Leadership and Participation is the other focus area of United Nations women. This focus relates to the need that women take active roles in policy-making and leadership of their countries. Leadership is not narrowed to the need for women to participate as representatives and senators but the need for them to organize in grassroots movements that educate and transform their communities. In “half the Sky” there is an inspiring story of how women in Senegal have created a movement of education and empowerment to fight genital cutting. The story talks about how legislation was not affecting this practice until a group of women organized and started focusing on education, talking about human rights and opening the possibility to discuss what are the health risks of the practice. These women also discovered that the change needed was the support of the town’s people in order not to create rejection towards the women who were no longer practicing genital cutting.
United Nations has a chapter focused on women United Nations Entity for Gender Equality and the Empowerment of Women. They have six focus areas some of which I covered today in my talk: Violence against women, Peace and security, Economic Empowerment, Leadership and Participation, National Planning & Budgeting; Millennium Development Goals
A guide for global perspective in my life has been the idea that I am part of the world and the “suffering of any man or woman diminishes me”. I feel a strong connection with all people in the world and feel a strong call to work to make the world a better place. When I was 14 I read “For Whom the Bells Toll” and memorized the poem on the first page which has been my guide for work:
“No man is an Island, entire of itself;
every man is a piece of the Continent, a part of the main;
if a clod be washed away by the sea, Europe is the less,
as well as if a promontory were,
as well as if a manor of thy friends or of thine own were;

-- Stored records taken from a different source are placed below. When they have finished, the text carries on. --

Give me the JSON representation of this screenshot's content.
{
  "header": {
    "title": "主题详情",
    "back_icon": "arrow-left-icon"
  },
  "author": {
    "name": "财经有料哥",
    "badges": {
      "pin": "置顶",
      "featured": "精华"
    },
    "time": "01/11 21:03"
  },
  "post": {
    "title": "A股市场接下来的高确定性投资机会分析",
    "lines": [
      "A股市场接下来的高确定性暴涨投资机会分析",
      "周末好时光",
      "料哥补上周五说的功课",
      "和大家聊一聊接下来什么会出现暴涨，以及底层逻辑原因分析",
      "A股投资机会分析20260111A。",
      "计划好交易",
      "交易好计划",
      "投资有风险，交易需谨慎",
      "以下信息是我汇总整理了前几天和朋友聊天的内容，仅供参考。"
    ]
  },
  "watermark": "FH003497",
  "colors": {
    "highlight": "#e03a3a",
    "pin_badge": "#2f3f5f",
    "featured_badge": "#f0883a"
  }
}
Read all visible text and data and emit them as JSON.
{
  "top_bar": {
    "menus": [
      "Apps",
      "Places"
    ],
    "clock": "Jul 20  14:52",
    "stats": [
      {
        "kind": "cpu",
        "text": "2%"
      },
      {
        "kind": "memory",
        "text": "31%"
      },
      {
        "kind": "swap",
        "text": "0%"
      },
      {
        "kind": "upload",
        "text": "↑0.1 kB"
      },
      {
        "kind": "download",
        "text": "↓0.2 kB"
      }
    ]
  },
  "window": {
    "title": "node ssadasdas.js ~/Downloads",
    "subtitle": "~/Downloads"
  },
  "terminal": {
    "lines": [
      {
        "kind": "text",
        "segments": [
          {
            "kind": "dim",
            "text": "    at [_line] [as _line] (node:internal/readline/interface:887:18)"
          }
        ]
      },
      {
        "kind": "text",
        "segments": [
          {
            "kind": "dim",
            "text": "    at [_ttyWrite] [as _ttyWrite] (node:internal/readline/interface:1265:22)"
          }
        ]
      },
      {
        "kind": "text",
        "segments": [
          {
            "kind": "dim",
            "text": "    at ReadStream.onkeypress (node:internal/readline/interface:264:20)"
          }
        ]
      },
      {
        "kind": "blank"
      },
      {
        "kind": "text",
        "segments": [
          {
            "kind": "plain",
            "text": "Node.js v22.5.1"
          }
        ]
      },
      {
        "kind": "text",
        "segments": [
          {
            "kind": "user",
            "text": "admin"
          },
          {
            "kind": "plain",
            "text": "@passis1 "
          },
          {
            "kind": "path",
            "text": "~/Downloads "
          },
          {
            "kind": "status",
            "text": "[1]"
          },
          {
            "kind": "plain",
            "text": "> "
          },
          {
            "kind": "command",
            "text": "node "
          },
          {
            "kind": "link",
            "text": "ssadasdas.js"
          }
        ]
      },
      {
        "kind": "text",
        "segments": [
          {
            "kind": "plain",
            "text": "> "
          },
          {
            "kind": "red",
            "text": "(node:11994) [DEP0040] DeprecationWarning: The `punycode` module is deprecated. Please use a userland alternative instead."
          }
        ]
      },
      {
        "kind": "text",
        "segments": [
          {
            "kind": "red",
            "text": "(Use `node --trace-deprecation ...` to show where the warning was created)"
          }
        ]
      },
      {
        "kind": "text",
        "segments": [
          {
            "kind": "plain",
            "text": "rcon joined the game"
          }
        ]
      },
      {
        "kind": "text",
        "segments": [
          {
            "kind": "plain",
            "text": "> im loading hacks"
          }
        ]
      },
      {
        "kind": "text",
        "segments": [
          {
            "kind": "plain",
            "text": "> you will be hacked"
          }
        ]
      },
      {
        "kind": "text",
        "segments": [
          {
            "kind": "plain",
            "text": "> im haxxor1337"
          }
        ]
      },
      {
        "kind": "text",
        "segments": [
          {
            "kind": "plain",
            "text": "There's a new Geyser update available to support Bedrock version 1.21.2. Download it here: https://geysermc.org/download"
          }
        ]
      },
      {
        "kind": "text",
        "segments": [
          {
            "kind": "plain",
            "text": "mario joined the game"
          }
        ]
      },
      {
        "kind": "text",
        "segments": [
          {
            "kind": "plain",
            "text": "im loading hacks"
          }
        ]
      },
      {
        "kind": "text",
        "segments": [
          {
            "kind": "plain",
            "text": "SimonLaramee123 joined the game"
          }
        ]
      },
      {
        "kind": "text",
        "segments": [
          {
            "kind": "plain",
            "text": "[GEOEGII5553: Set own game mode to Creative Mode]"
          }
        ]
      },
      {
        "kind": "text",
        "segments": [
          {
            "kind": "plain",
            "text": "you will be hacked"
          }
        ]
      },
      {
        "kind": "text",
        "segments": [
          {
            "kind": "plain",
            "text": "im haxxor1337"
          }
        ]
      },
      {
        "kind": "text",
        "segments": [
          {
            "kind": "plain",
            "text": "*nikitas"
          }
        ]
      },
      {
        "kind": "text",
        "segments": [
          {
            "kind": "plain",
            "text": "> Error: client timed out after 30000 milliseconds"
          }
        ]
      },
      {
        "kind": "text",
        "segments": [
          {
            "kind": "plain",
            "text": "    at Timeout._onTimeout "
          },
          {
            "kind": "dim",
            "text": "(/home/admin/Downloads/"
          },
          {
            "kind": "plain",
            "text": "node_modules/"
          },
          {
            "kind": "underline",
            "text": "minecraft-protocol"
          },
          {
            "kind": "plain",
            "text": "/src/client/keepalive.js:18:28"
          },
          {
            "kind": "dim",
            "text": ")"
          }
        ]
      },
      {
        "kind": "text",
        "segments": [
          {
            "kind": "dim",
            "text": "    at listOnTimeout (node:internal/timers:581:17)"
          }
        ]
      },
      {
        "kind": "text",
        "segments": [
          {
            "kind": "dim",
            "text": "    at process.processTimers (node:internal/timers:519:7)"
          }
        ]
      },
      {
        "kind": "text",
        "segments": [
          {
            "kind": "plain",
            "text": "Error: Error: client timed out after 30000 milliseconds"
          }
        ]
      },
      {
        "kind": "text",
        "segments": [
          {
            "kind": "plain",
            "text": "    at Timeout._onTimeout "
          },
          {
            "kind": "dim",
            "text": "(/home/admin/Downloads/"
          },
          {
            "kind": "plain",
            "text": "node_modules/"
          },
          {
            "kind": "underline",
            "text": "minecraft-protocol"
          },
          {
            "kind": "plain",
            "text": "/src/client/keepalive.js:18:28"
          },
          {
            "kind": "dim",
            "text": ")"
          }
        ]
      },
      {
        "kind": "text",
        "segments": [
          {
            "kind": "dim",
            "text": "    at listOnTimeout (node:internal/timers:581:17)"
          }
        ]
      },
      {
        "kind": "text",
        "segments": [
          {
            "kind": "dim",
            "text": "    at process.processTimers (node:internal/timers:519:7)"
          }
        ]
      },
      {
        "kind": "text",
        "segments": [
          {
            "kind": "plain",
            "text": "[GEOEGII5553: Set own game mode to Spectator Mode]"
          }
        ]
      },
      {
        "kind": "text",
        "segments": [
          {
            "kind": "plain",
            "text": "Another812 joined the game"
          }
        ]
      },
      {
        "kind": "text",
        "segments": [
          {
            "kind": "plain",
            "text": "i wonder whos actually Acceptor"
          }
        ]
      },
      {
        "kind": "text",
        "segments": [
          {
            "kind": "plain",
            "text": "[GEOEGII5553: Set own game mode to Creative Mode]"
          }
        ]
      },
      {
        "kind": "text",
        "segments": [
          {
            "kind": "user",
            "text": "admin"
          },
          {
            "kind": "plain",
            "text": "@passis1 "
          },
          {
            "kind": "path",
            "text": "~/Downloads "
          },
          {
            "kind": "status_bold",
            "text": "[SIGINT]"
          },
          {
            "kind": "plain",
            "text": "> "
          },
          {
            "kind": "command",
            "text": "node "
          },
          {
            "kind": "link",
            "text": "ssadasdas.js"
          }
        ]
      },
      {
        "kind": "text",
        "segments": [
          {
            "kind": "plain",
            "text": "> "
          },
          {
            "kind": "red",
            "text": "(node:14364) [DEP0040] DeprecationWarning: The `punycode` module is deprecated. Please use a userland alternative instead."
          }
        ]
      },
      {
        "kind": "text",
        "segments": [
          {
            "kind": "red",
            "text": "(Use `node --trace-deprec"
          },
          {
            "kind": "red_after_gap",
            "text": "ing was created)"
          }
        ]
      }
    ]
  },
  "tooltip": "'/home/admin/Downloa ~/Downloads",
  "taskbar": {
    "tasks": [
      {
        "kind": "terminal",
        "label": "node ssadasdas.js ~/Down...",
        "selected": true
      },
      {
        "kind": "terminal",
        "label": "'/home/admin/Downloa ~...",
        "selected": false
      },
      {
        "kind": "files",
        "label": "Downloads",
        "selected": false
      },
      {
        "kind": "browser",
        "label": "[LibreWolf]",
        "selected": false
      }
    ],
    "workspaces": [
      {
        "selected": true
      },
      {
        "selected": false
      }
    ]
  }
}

any man’s death diminishes me, because I am involved in Mankind;
And therefore never send to know for whom the bell tolls; It tolls for thee.”